Hammertoes: Symptoms, Causes, and Treatment

Although they may be present at birth, hammertoes typically develop over time. They are marked by an abnormal bend at the center joint of the toe. Common causes include acute trauma and wearing certain types of shoes. Most patients experience relief with conservative treatment options. However, extreme cases may require surgery.

What Are Hammertoes?

Hammertoe is a deformity where, instead of pointing forward, your toe bends downward. This bend occurs in the middle joint. Also known as mallet toe, the condition most often affects the second, third, and fourth toes.

Hammertoe illustration

Hammertoe Symptoms

Hammertoes may cause pain, particularly when moving the affected joint. You may also experience corns or calluses due to the raised toe joint repeatedly rubbing against your shoe.

What Causes Hammertoes?

The most common cause of hammertoe is wearing shoes with a tight toe box or a high heel. This forces the toes into a curled position that may become permanent over time. You may also develop a mallet toe after acute injury, such as jamming, stubbing, or breaking the toe. Finally, you may develop an imbalance in the ligaments, muscles, or tendons that support the toe and keep it straight. This is more common in patients who have certain chronic conditions, like diabetes and arthritis.

Hammertoe Risk Factors

The greatest risk factors for developing a hammertoe are:
Hammertoe photo

Can You Prevent Hammertoes?

Yes, you can prevent hammertoes – and many other common foot problems – simply by wearing comfortable shoes that fit well. Follow these tips:

And remember, shoes should feel comfortable immediately.
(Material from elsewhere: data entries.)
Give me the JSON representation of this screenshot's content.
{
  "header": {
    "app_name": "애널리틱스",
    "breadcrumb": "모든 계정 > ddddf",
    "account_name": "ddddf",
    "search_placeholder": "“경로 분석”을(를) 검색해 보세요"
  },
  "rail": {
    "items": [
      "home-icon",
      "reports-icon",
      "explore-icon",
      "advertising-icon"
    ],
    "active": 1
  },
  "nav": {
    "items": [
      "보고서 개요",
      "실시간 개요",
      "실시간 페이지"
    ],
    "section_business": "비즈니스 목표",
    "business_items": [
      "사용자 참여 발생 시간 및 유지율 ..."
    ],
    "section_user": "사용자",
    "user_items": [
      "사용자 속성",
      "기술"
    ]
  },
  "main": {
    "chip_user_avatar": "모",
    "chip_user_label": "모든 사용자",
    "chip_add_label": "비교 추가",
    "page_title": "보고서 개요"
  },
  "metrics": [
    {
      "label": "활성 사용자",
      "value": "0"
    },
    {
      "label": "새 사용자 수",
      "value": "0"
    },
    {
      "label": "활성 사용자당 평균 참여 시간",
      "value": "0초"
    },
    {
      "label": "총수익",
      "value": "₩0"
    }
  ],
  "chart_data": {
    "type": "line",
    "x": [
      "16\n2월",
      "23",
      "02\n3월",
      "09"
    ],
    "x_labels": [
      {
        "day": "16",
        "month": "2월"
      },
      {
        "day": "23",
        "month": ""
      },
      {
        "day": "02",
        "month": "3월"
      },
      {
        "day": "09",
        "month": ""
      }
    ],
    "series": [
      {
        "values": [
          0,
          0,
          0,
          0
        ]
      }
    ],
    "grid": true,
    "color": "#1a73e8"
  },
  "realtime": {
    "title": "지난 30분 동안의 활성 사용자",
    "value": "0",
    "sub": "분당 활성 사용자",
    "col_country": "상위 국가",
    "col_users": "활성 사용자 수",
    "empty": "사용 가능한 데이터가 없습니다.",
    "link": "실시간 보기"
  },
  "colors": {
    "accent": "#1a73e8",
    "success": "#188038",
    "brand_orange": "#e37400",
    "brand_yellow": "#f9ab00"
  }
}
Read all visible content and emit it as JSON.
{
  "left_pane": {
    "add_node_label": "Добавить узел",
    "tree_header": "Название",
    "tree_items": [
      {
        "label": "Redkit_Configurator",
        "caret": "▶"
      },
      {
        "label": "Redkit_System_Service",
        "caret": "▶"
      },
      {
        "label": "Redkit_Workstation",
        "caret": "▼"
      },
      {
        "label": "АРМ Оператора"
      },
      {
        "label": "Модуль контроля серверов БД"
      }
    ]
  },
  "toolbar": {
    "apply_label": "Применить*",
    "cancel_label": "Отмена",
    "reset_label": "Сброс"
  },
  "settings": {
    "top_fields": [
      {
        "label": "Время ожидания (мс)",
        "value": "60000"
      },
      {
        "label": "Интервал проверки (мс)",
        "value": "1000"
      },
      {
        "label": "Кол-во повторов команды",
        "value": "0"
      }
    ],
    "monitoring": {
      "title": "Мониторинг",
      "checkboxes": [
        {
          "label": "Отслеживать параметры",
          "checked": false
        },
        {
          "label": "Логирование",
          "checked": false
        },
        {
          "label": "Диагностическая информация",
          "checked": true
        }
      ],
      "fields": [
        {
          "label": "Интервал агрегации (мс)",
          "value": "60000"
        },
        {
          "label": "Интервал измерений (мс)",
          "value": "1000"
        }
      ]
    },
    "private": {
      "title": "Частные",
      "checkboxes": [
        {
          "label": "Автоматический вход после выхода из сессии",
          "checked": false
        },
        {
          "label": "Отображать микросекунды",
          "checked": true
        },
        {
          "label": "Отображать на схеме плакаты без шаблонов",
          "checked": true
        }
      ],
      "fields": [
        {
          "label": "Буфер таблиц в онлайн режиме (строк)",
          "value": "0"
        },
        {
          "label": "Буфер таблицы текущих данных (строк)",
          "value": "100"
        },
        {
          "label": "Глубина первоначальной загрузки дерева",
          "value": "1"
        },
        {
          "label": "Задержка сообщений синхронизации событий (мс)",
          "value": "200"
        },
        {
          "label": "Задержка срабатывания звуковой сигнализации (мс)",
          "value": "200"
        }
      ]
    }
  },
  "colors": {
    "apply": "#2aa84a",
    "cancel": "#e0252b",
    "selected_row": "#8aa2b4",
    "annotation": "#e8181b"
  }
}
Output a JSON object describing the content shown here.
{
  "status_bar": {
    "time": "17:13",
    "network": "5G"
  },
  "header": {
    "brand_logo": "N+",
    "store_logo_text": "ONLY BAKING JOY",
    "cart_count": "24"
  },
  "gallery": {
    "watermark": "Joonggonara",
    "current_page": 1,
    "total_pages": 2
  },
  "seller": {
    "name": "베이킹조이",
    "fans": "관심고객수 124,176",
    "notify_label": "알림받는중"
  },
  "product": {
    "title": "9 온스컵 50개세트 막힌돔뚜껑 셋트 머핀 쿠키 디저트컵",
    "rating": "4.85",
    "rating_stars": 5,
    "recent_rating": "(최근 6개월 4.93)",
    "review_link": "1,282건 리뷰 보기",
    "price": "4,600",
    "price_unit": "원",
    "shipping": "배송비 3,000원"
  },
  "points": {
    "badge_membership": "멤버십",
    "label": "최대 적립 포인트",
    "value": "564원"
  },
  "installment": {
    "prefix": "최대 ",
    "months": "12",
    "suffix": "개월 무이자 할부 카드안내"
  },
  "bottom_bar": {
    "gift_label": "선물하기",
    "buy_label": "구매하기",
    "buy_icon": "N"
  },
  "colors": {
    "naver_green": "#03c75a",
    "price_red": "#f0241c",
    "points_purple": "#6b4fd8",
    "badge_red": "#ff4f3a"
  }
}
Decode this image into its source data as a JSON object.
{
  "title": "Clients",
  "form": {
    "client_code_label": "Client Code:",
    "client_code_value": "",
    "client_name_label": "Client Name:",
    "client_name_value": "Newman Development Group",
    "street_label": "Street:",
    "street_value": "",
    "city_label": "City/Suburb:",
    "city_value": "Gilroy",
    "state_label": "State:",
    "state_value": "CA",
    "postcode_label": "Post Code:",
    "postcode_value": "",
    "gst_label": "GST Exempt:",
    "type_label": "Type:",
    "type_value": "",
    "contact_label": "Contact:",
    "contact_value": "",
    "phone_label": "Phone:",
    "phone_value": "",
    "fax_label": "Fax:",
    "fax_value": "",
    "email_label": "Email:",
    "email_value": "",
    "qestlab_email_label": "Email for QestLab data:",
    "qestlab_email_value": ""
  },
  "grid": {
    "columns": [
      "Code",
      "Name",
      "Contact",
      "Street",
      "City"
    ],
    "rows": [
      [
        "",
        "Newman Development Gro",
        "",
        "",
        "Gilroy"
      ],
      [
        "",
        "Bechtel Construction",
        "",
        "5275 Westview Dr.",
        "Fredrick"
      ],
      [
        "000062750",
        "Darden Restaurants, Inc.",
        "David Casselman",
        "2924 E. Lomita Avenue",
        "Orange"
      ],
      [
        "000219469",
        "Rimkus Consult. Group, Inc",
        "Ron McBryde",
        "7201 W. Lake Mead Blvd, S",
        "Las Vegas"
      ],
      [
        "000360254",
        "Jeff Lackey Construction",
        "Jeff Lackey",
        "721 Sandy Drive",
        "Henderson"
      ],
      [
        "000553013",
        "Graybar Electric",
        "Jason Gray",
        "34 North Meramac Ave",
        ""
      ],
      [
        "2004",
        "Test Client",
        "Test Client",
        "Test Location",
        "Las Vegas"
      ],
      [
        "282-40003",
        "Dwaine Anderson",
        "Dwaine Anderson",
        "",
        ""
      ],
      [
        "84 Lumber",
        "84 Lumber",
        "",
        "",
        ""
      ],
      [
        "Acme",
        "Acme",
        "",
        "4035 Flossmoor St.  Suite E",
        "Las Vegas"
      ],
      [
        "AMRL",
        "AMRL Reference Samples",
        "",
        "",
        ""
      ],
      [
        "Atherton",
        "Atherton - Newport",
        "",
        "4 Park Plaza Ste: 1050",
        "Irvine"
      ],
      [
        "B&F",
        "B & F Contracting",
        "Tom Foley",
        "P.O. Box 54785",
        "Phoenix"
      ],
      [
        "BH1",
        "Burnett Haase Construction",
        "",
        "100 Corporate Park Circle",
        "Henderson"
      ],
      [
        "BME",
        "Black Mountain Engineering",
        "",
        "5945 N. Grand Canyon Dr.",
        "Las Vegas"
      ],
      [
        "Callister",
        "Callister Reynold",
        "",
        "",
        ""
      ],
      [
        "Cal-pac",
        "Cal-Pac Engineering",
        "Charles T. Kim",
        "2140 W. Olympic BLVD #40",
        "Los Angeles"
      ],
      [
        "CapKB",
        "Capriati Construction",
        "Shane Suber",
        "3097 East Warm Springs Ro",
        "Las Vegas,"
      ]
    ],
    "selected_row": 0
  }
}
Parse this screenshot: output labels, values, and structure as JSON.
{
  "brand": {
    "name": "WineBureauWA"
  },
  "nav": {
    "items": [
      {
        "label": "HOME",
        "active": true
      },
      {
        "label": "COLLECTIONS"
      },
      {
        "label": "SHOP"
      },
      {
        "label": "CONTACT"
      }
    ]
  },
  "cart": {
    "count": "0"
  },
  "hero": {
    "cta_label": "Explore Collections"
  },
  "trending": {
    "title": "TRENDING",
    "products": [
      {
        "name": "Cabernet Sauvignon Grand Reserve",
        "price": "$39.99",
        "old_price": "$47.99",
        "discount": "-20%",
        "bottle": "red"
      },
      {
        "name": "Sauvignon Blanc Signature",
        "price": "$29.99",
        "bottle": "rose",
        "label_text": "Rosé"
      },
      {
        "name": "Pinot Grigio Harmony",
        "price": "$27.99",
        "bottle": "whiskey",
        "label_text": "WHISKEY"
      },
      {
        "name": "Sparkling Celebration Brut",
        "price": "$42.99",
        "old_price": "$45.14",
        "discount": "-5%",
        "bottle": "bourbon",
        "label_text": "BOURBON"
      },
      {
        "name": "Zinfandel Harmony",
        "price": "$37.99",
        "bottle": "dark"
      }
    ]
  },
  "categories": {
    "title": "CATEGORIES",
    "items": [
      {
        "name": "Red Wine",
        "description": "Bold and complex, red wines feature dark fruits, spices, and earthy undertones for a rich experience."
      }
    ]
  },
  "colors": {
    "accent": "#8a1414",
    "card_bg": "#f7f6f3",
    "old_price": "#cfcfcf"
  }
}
Ignore that voice from your childhood telling you you’ll break them in. When you try on new shoes, walk around in them for at least a few minutes while you shop. This gives you a much better idea of fit and comfort.

Hammertoe Diagnosis and Treatment

Your podiatrist diagnoses hammertoe with a simple examination of your foot. He or she may also order x-rays, though, to determine whether an issue with your bones or joints caused your condition.

For less severe cases, treatment typically begins with a change in footwear. Your doctor may also recommend orthotics or pads to help relieve pressure on the affected toe. If the joint retains some level of flexibility, your podiatrist may suggest exercises to help strengthen and stretch the toe. Typically, these involve picking up small or lightweight objects, such as marbles and towels, using your toes.

Surgical treatment for hammertoes typically involves releasing the tendon that’s causing your toe to remain bent. Straightening the toe may also require removing a piece of bone.

Preparing for Your Appointment

Your podiatrist begins by taking a complete medical history, so prepare a list of:
Your podiatrist begins by taking a complete medical history, so prepare a list of:
If you suffer from hammertoe or other foot ailment, schedule an appointment with Phoenician Foot & Ankle Specialists today.
Hammertoe and corn illustration top and side views